Episode #4: Essay as Mix-Tape

      Allow me a moment of very recent nostalgia. 
      If only we could return to a simpler time, when stocks were high and our hearts were worn on our sleeves. Back to a time when we sat around the tape deck like it was a warm microwave and wrote out our dreams in teeny-tiny lettering on a super flimsy card-stock. 
      I want to return for another look at the mix-tape, because I having this inkling that mix-tapes are pretty much the perfect essay—cut and paste fragments of our lives stuffed hastily into a too-short spool of tape. This month we'll travel deep into the heart of Mix-Tape County, first to the Soundfix Lounge in Willamsburg, where there's a regular meeting of mix-kids who share music according to a monthly theme. And then it's back to Storyville, where we'd like to offer you a mix tape of our very own. Side A is Tomahawk Rock, in which Josh Garrett-Davis, boy from the plains, reveals the strange history of Native Americans in country, rock, and pop. And side B is Rough Transitions, in which Brook Wilensky-Lanford, girl from the north, traces her own awkward adolescence through the secret mix-tapes she kept as teen diaries.

1 comment:

Anonymous said...

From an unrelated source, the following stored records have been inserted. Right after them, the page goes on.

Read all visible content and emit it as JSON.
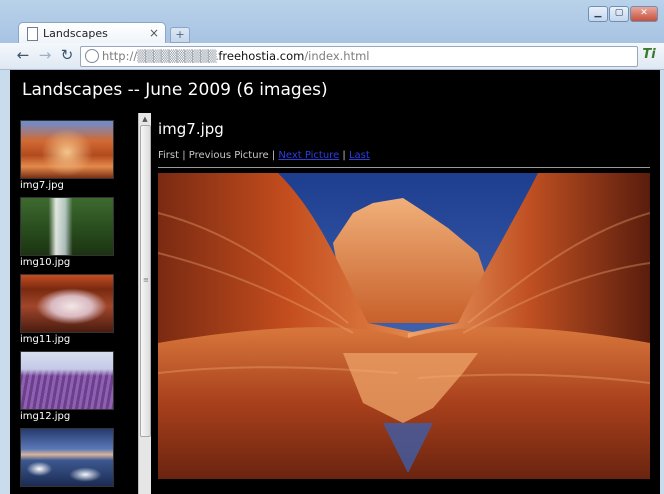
{
  "browser": {
    "tab_title": "Landscapes",
    "tab_close": "×",
    "new_tab": "+",
    "url_protocol": "http://",
    "url_blurred": "▒▒▒▒▒▒▒▒▒▒.",
    "url_domain": "freehostia.com",
    "url_path": "/index.html",
    "back_glyph": "←",
    "forward_glyph": "→",
    "reload_glyph": "↻",
    "menu_glyph": "Ti",
    "min_glyph": "▁",
    "max_glyph": "▢",
    "close_glyph": "✕"
  },
  "gallery": {
    "title": "Landscapes -- June 2009 (6 images)",
    "thumbnails": [
      {
        "label": "img7.jpg",
        "art": "art-wave1"
      },
      {
        "label": "img10.jpg",
        "art": "art-falls"
      },
      {
        "label": "img11.jpg",
        "art": "art-arch"
      },
      {
        "label": "img12.jpg",
        "art": "art-lav"
      },
      {
        "label": "",
        "art": "art-ice"
      }
    ]
  },
  "viewer": {
    "image_title": "img7.jpg",
    "nav": {
      "first": "First",
      "sep": " | ",
      "previous": "Previous Picture",
      "next": "Next Picture",
      "last": "Last"
    }
  },
  "colors": {
    "page_bg": "#000000",
    "link": "#2b3fe0",
    "disabled_link": "#c8c8c8"
  }
}
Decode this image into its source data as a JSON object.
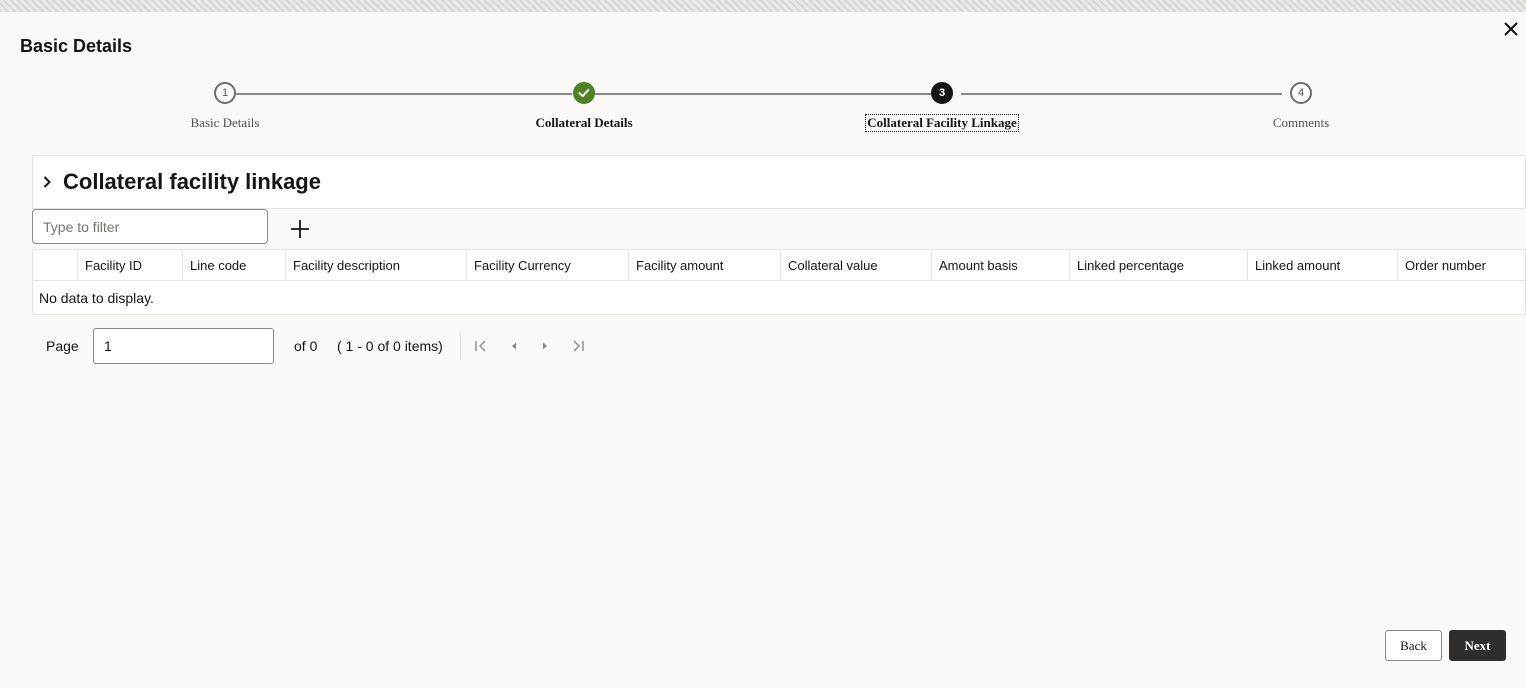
{
  "dialog": {
    "title": "Basic Details"
  },
  "stepper": {
    "steps": [
      {
        "number": "1",
        "label": "Basic Details",
        "state": "pending"
      },
      {
        "number": "",
        "label": "Collateral Details",
        "state": "done"
      },
      {
        "number": "3",
        "label": "Collateral Facility Linkage",
        "state": "current"
      },
      {
        "number": "4",
        "label": "Comments",
        "state": "pending"
      }
    ]
  },
  "section": {
    "title": "Collateral facility linkage",
    "filter_placeholder": "Type to filter"
  },
  "table": {
    "columns": [
      "Facility ID",
      "Line code",
      "Facility description",
      "Facility Currency",
      "Facility amount",
      "Collateral value",
      "Amount basis",
      "Linked percentage",
      "Linked amount",
      "Order number"
    ],
    "empty_message": "No data to display."
  },
  "pagination": {
    "label": "Page",
    "current_page": "1",
    "of_text": "of 0",
    "range_text": "( 1 - 0 of 0 items)"
  },
  "footer": {
    "back_label": "Back",
    "next_label": "Next"
  },
  "colors": {
    "done_green": "#508223",
    "primary_dark": "#312d2a"
  }
}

I just happened to find this show as I was hitting "scan" on the car radio tonight. How phenomenal. Aside from it being engaging as a radio piece, I could completely identify with mix tape culture as a 1990s high schooler. What a great show!